Hard Through: If you have been struggling with trying to complete a project or have been having a lot of trouble putting together a presentation, then you don't have to worry anymore! I have been able to complete a bunch of projects lately because of a product I found called Hard Through. It has been a huge help because it allows you to focus more on the task at hand and less on the pain that you were feeling. It is great for anyone who deals with pain regularly, whether it be in your bones, muscles, joints, or even your head! It's amazing how much this product is helping me get things done! Read more.
Will Life Get Better: Life gets better, and we live it better when we look at it this way. When we look at life as something that we control, we can make it better. When we look at life as something outside of ourselves, we can make it frustrating and unbearable.
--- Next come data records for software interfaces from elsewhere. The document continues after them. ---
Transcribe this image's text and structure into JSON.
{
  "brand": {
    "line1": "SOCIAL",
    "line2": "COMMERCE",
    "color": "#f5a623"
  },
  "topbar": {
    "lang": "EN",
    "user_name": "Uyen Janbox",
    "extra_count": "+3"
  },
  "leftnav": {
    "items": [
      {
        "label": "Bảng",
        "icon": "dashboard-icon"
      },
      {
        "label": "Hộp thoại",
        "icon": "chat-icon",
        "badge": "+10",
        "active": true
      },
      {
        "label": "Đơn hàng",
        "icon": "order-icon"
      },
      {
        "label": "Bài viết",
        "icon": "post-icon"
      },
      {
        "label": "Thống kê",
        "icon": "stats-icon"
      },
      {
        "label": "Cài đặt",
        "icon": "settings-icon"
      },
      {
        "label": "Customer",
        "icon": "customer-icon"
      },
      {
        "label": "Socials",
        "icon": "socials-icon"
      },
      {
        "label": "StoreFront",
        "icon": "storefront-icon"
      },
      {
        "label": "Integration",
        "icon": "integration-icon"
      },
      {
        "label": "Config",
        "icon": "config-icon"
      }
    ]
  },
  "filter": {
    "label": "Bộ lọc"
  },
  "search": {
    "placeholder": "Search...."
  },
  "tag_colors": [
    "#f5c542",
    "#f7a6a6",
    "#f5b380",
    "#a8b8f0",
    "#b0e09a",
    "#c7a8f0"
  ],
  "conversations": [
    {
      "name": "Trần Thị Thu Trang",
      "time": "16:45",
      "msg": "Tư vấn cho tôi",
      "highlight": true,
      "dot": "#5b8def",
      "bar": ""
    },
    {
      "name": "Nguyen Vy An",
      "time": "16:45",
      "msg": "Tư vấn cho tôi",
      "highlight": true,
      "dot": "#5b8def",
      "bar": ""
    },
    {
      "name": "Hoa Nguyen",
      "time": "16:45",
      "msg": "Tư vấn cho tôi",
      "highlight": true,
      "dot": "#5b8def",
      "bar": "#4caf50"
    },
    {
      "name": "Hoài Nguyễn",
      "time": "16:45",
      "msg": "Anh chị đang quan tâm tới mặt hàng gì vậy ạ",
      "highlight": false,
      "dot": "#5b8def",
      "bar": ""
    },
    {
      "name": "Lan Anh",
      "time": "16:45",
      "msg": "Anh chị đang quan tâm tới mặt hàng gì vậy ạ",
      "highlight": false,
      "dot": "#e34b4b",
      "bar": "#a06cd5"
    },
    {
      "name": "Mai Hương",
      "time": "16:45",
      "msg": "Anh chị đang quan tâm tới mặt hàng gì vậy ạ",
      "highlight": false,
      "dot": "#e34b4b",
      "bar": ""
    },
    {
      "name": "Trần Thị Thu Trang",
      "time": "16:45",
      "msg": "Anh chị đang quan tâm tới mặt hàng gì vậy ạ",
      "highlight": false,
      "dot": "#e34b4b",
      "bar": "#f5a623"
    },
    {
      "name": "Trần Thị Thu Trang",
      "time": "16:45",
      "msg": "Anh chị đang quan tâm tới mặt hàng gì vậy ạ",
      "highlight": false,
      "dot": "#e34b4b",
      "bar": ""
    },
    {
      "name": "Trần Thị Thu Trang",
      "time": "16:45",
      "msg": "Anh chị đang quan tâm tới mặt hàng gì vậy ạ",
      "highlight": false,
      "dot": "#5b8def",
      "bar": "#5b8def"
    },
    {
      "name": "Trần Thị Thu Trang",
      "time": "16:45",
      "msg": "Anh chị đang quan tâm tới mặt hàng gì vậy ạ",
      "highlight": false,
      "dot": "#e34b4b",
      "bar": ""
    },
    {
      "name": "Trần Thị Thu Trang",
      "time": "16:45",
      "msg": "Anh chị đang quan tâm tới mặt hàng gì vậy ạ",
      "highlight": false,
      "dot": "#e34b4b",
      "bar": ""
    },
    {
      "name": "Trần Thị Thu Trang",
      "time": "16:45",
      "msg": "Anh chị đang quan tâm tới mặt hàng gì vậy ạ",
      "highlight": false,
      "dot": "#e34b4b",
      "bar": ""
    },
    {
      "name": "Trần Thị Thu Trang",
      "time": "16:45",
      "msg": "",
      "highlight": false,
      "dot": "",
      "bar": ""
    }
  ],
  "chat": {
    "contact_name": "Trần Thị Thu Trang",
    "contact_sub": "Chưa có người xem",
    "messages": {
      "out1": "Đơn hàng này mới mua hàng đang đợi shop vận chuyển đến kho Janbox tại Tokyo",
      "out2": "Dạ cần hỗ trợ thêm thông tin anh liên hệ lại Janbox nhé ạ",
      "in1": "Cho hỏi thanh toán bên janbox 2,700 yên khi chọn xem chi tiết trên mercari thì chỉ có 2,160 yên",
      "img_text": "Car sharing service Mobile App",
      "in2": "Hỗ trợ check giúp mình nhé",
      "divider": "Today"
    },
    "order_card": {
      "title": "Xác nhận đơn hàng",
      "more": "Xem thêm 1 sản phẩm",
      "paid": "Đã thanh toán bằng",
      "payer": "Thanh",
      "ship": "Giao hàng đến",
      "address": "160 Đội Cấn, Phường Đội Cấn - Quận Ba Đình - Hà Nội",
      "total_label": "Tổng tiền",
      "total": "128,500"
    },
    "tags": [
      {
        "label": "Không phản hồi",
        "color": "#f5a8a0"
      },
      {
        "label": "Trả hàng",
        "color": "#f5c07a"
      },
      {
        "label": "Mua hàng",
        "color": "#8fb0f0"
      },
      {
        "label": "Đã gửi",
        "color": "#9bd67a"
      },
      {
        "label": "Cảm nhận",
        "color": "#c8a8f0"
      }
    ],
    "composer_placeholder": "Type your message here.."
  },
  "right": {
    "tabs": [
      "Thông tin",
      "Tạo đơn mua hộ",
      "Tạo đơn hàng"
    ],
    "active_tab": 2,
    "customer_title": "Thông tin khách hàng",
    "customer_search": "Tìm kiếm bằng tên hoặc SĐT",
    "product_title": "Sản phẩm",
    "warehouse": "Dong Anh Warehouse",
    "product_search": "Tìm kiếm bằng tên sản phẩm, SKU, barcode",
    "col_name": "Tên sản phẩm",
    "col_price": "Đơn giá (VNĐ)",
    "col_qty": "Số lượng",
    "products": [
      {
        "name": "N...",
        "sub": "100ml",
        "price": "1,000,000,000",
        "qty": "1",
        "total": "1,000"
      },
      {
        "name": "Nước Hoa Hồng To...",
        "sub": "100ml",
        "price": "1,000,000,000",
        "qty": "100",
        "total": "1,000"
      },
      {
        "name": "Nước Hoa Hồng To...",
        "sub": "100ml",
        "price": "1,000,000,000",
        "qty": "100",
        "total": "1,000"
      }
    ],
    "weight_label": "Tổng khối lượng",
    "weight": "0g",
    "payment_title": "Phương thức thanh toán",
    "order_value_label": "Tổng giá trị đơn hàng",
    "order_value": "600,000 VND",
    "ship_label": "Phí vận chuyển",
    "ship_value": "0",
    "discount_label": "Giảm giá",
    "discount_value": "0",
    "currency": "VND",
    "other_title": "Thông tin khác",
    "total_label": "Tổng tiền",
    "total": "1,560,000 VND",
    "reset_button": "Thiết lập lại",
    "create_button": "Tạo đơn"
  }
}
When we make our choices, we make our lives. Read more.
You have heard it all before: "Live life to the fullest", "follow your dreams", "be who you are" and "if it is meant to be, it will be". These are all wonderful quotes that are meant to help you live a happy life but they miss the point. Our lives are interconnected with each other and with the world.
No matter how hard you think you try, there’s always going to be a certain level of stress in your life. And when stress gets out of hand, it can start to negatively affect your life. But this doesn’t have to be the case. There are some easy steps you can take to improve your life in the long run, and we’ve found a few that can help you enjoy a better life and get rid of stress.